(Beginning of Source records)
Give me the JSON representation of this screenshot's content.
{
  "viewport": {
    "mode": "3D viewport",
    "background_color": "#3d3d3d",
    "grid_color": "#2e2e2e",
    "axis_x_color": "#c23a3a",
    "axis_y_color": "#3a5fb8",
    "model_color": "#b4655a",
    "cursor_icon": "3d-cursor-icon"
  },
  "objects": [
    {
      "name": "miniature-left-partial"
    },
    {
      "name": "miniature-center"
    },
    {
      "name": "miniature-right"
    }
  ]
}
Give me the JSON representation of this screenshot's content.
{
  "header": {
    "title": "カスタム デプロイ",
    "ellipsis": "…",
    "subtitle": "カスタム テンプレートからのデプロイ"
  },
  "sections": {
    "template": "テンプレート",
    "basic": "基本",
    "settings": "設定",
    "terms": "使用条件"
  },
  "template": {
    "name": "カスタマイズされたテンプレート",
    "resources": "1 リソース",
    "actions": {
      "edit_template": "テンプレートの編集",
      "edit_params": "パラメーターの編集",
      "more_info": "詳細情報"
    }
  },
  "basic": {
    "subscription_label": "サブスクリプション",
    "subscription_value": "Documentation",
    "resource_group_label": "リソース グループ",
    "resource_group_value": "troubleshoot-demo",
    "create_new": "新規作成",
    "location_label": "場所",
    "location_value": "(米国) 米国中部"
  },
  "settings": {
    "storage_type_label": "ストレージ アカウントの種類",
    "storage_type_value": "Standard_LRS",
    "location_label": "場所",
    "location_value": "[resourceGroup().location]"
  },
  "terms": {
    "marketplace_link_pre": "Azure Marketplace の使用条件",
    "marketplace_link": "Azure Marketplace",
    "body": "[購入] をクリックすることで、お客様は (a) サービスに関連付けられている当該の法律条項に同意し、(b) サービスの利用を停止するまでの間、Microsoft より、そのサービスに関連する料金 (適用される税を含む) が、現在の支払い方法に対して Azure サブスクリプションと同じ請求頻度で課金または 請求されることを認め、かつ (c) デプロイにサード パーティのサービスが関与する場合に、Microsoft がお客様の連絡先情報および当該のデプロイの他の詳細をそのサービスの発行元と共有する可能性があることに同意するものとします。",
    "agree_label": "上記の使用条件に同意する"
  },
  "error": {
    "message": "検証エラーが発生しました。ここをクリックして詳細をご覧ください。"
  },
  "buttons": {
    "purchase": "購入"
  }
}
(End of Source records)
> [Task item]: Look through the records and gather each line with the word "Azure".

> [Solution for this problem]:
    "marketplace_link_pre": "Azure Marketplace の使用条件",
    "marketplace_link": "Azure Marketplace",
    "body": "[購入] をクリックすることで、お客様は (a) サービスに関連付けられている当該の法律条項に同意し、(b) サービスの利用を停止するまでの間、Microsoft より、そのサービスに関連する料金 (適用される税を含む) が、現在の支払い方法に対して Azure サブスクリプションと同じ請求頻度で課金または 請求されることを認め、かつ (c) デプロイにサード パーティのサービスが関与する場合に、Microsoft がお客様の連絡先情報および当該のデプロイの他の詳細をそのサービスの発行元と共有する可能性があることに同意するものとします。",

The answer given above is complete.